Born into a family of royal origin, Cong Ton Nu Tri Hue of Huong Tra District in Hue, central Vietnam is one of the few people still able to make the Vietnamese royal multiple-fold pillow, typically found at royal shrines and temples across the town.
Called “trai dua” in Vietnamese, this multiple-fold pillow is made by attaching four or five rectangular cushions, each about five cm thick.
Hue is a granddaughter of Duke Nguyen Phuc Mien Lam of Hoai Duc, the 57th son of Minh Mang, the Nguyen Dynasty king who reigned from 1820-1841.
At the age of 17, she learned sewing and embroidery at the loyal palace. Here, she also learned about the royal multiple-fold pillow, which could support the head, back, and arms while reading, reciting poetry, or drinking.
According to Hue, multiple-fold pillow makers must comply with traditional rules: the king’s pillow must have five cushions, while those of the queen mother, concubines and mandarins must have four.
“Choosing the fabric color is also very important. Usually, gold was only used for the king, with concubines and mandarins using blue, green, and purple pillows,” she said.
Assigned to sew pillows for Bao Dai, the last king of Vietnam (ruling from 1925-1945), Hue paid specific attention to the size of the throne and stuffing since Bao Dai was taller than other Nguyen Dynasty emperors.
As a result, Bao Dai was very pleased with the pillows made by Hue. Many of his French friends ordered pillows from Hue as gifts for their families.

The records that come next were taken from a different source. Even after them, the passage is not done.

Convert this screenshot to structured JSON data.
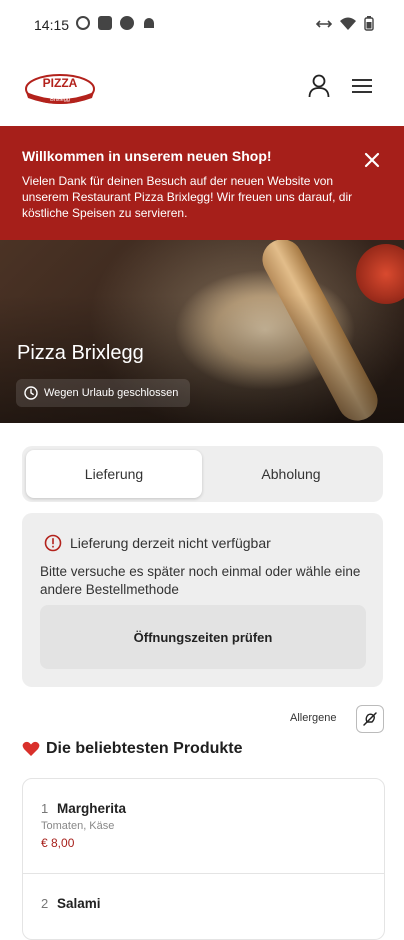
{
  "status_bar": {
    "time": "14:15",
    "left_icons": [
      "circle-icon",
      "square-icon",
      "record-icon",
      "android-icon"
    ],
    "right_icons": [
      "link-icon",
      "wifi-icon",
      "battery-icon"
    ]
  },
  "header": {
    "logo_text": "PIZZA",
    "logo_subtext": "Brixlegg",
    "account_icon": "user-icon",
    "menu_icon": "hamburger-icon"
  },
  "banner": {
    "title": "Willkommen in unserem neuen Shop!",
    "text": "Vielen Dank für deinen Besuch auf der neuen Website von unserem Restaurant Pizza Brixlegg! Wir freuen uns darauf, dir köstliche Speisen zu servieren.",
    "close_icon": "close-icon",
    "color": "#a61f1a"
  },
  "hero": {
    "title": "Pizza Brixlegg",
    "status": "Wegen Urlaub geschlossen"
  },
  "order_modes": {
    "tabs": [
      {
        "label": "Lieferung",
        "active": true
      },
      {
        "label": "Abholung",
        "active": false
      }
    ]
  },
  "notice": {
    "title": "Lieferung derzeit nicht verfügbar",
    "body": "Bitte versuche es später noch einmal oder wähle eine andere Bestellmethode",
    "button": "Öffnungszeiten prüfen"
  },
  "allergens": {
    "label": "Allergene"
  },
  "popular": {
    "title": "Die beliebtesten Produkte",
    "products": [
      {
        "index": "1",
        "name": "Margherita",
        "description": "Tomaten, Käse",
        "price": "€ 8,00"
      },
      {
        "index": "2",
        "name": "Salami",
        "description": "",
        "price": ""
      }
    ]
  }
}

Besides making pillows for the king, Hue also sewed clothes for queen mother Duc Tu Cung. Photo by VnExpress/Ngan Duong.
While making royal multiple-fold pillows is not too difficult, it requires meticulousness.
“That day, the teacher spoke briefly, giving little direct guidance. I unstitched an old pillow and taught myself. The more meticulous we were, the tighter the pillow would be, retaining its smoothness, tension, and swelling without going flat, even after a long time,” she said.
The first step in making a royal multiple-fold pillow entails cutting fabric into equal sized pieces, then sewing them into kits. Next, measured amounts of cotton are inserted into each kit to ensure a stiff form. Finally, each is sewn together to create the pillow.
“A beautiful pillow has not noticeable stitches,” Hue said.
A pillow without a case. Photo by VnExpress/Ngan Duong.
In time, this type of pillow fell out of favor. Only occasionally is Hue asked to replace pillows still found at historical relics. Due to her fathomless experience, she was approached by a researcher wanting to restore certain Hue traditions.
Ever since, her pillow making skills have become more widely known, with longevity ceremony or decoration orders streaming in. Besides, Hue was invited to supply multiple-fold pillows for a scene in the ‘Phuong Khau’, a Vietnamese film about concubines in the time of King Thieu Tri (reigning from 1841-1847).
With the tradition slowly fading, the seamstress hoped to preserve the art by passing it down to younger generations. Her first student was her daughter-in-law, Le Thi Lien, followed by her niece. Today, all three support each other to create royal multiple-fold pillows.
“By helping my mother, I have gradually learned to make this type of pillow. It takes us five days to make one, though it may take a month for my mother if working by herself. All processes are done by hand, so it takes time and demands a meticulous touch,” Lien said.
Each five-fold pillow is sold for VND1.8 million ($78).
Tuan Doan, a tourist in Hue, commented: “Her beautiful pillow is done very well. I am really impressed by the fact she is nearly 100 years old, still lucid and able to do needlework.”
Hue said though she has little time left to develop this profession, she won’t give it up. “I taught my daughter-in-law the art to uphold the tradition and culture.”